╭─ Task data
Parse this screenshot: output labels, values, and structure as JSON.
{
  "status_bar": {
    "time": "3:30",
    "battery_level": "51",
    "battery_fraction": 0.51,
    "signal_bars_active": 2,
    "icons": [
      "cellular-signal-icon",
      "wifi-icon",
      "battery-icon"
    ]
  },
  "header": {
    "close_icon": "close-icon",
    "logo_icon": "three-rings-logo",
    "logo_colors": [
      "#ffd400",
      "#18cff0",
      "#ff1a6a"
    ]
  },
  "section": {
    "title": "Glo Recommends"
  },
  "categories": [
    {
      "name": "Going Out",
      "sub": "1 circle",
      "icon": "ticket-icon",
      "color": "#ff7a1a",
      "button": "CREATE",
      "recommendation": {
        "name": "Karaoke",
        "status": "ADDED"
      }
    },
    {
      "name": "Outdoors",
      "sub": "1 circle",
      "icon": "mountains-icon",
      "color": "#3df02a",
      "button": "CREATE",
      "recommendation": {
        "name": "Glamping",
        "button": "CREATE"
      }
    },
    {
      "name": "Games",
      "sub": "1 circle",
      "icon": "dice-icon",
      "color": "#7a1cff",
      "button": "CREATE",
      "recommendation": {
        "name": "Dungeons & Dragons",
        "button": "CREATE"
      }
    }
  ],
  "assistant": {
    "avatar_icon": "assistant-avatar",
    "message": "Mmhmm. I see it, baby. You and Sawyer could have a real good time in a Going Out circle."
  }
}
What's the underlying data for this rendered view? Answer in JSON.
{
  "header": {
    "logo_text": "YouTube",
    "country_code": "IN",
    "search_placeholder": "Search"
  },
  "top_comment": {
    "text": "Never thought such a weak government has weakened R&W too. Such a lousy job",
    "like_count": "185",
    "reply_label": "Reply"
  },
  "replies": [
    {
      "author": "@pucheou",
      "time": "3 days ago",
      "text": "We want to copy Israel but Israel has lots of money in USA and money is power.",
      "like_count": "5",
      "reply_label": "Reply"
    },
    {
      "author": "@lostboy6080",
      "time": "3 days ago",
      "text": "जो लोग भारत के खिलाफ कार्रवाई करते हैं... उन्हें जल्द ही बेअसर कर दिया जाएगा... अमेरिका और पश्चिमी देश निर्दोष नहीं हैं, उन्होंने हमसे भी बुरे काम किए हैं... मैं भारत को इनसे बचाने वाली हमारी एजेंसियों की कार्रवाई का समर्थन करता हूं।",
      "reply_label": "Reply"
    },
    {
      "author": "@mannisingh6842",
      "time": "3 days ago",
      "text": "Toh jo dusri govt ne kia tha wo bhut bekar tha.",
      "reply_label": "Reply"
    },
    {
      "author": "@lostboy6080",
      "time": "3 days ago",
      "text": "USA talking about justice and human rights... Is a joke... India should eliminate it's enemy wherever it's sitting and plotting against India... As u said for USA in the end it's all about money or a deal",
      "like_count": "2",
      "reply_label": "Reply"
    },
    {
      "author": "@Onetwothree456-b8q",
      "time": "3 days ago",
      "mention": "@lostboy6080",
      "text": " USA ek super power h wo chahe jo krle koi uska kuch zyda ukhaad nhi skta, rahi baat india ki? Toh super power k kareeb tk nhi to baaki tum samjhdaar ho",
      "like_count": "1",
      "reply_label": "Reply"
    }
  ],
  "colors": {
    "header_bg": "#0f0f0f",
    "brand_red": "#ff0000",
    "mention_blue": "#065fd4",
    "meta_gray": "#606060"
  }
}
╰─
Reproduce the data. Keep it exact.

Parse this screenshot: output labels, values, and structure as JSON.
{
  "status_bar": {
    "time": "3:30",
    "battery_level": "51",
    "battery_fraction": 0.51,
    "signal_bars_active": 2,
    "icons": [
      "cellular-signal-icon",
      "wifi-icon",
      "battery-icon"
    ]
  },
  "header": {
    "close_icon": "close-icon",
    "logo_icon": "three-rings-logo",
    "logo_colors": [
      "#ffd400",
      "#18cff0",
      "#ff1a6a"
    ]
  },
  "section": {
    "title": "Glo Recommends"
  },
  "categories": [
    {
      "name": "Going Out",
      "sub": "1 circle",
      "icon": "ticket-icon",
      "color": "#ff7a1a",
      "button": "CREATE",
      "recommendation": {
        "name": "Karaoke",
        "status": "ADDED"
      }
    },
    {
      "name": "Outdoors",
      "sub": "1 circle",
      "icon": "mountains-icon",
      "color": "#3df02a",
      "button": "CREATE",
      "recommendation": {
        "name": "Glamping",
        "button": "CREATE"
      }
    },
    {
      "name": "Games",
      "sub": "1 circle",
      "icon": "dice-icon",
      "color": "#7a1cff",
      "button": "CREATE",
      "recommendation": {
        "name": "Dungeons & Dragons",
        "button": "CREATE"
      }
    }
  ],
  "assistant": {
    "avatar_icon": "assistant-avatar",
    "message": "Mmhmm. I see it, baby. You and Sawyer could have a real good time in a Going Out circle."
  }
}
What's the underlying data for this rendered view? Answer in JSON.
{
  "header": {
    "logo_text": "YouTube",
    "country_code": "IN",
    "search_placeholder": "Search"
  },
  "top_comment": {
    "text": "Never thought such a weak government has weakened R&W too. Such a lousy job",
    "like_count": "185",
    "reply_label": "Reply"
  },
  "replies": [
    {
      "author": "@pucheou",
      "time": "3 days ago",
      "text": "We want to copy Israel but Israel has lots of money in USA and money is power.",
      "like_count": "5",
      "reply_label": "Reply"
    },
    {
      "author": "@lostboy6080",
      "time": "3 days ago",
      "text": "जो लोग भारत के खिलाफ कार्रवाई करते हैं... उन्हें जल्द ही बेअसर कर दिया जाएगा... अमेरिका और पश्चिमी देश निर्दोष नहीं हैं, उन्होंने हमसे भी बुरे काम किए हैं... मैं भारत को इनसे बचाने वाली हमारी एजेंसियों की कार्रवाई का समर्थन करता हूं।",
      "reply_label": "Reply"
    },
    {
      "author": "@mannisingh6842",
      "time": "3 days ago",
      "text": "Toh jo dusri govt ne kia tha wo bhut bekar tha.",
      "reply_label": "Reply"
    },
    {
      "author": "@lostboy6080",
      "time": "3 days ago",
      "text": "USA talking about justice and human rights... Is a joke... India should eliminate it's enemy wherever it's sitting and plotting against India... As u said for USA in the end it's all about money or a deal",
      "like_count": "2",
      "reply_label": "Reply"
    },
    {
      "author": "@Onetwothree456-b8q",
      "time": "3 days ago",
      "mention": "@lostboy6080",
      "text": " USA ek super power h wo chahe jo krle koi uska kuch zyda ukhaad nhi skta, rahi baat india ki? Toh super power k kareeb tk nhi to baaki tum samjhdaar ho",
      "like_count": "1",
      "reply_label": "Reply"
    }
  ],
  "colors": {
    "header_bg": "#0f0f0f",
    "brand_red": "#ff0000",
    "mention_blue": "#065fd4",
    "meta_gray": "#606060"
  }
}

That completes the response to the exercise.